My admittedly kitschy title highlights a new trend that we’ve observed after analyzing credit behaviors across different age groups: more young consumers are forgoing the use of credit cards.
First, let’s look at a breakdown of outstanding debt for consumers in the 18-29 age group between October 2007 and October 2012. Except for student loan debt, these consumers have reduced their outstanding debt across all categories.
While the growth in student loan debt garners a lot of attention, the fairly dramatic reduction in credit card debt is also enormously noteworthy. Lower credit card debt is not only associated with consumers carrying lower balances on their cards, but more consumers not having any credit cards in general.
As the chart above illustrates, over time there’s been an increasing number of consumers within each age group that no longer have a credit card. This change is most dramatic among younger consumers.

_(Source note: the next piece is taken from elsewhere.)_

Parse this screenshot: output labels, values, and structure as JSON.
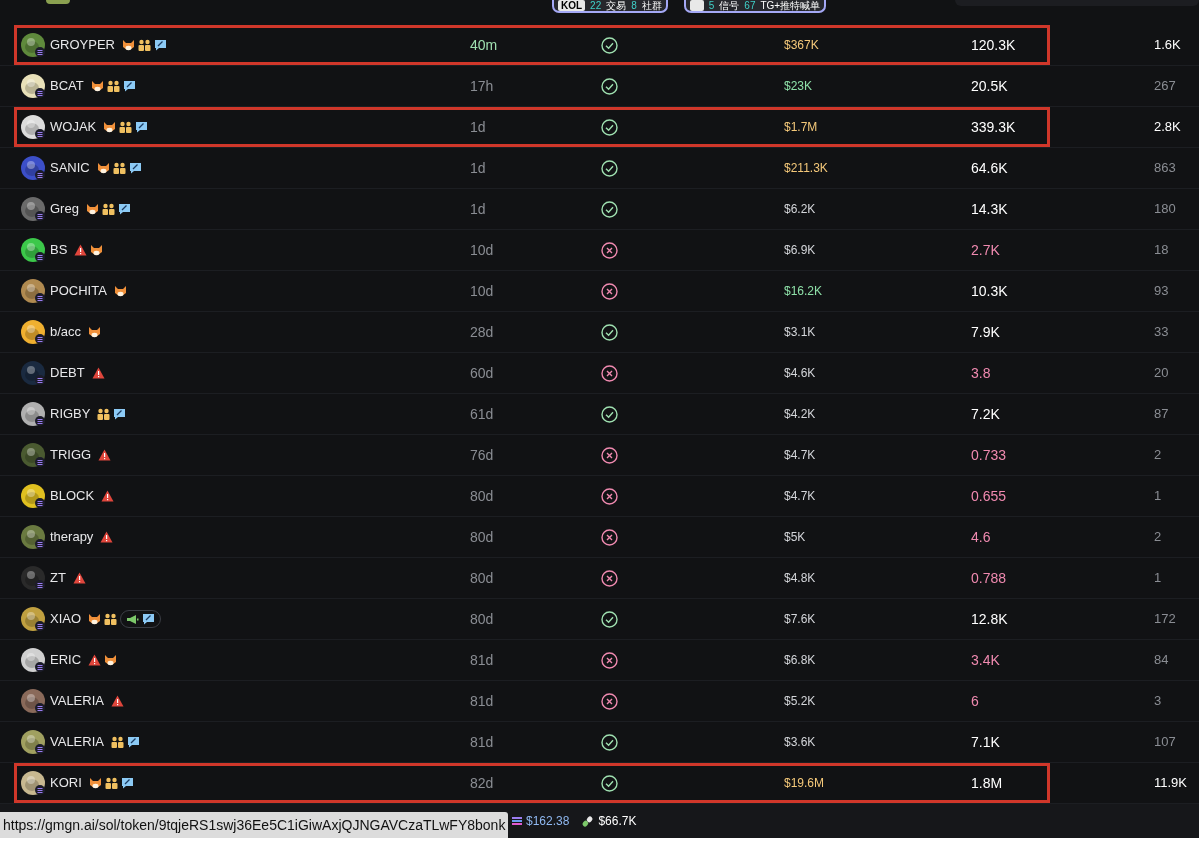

This trend can be attributed to two main influences. First, the CARD Act has put more requirements on issuers before a card can be issued. In order to open a credit card account, for example, consumers under 21 need to show an ability to pay off the debt or have a co-signer on the card.
Secondly, the impact of the recession seems to have had a pronounced effect on young consumers’ attitudes toward credit. These results are consistent with reports indicating that younger consumers are more likely to use debit cards instead of credit cards for purchases. They may also reflect the growing use of mobile payments by this younger generation.
As more young consumers eschew credit, credit card issuers may need to rethink established lending strategies for attracting and building relationships with these consumers. As part of that, issuers may benefit from supplementing traditional credit data with new data sources to develop more refined marketing and risk management tools for this dynamic demographic group. This will allow them to grow their portfolio responsibly and stay relevant in an increasingly competitive and changing landscape.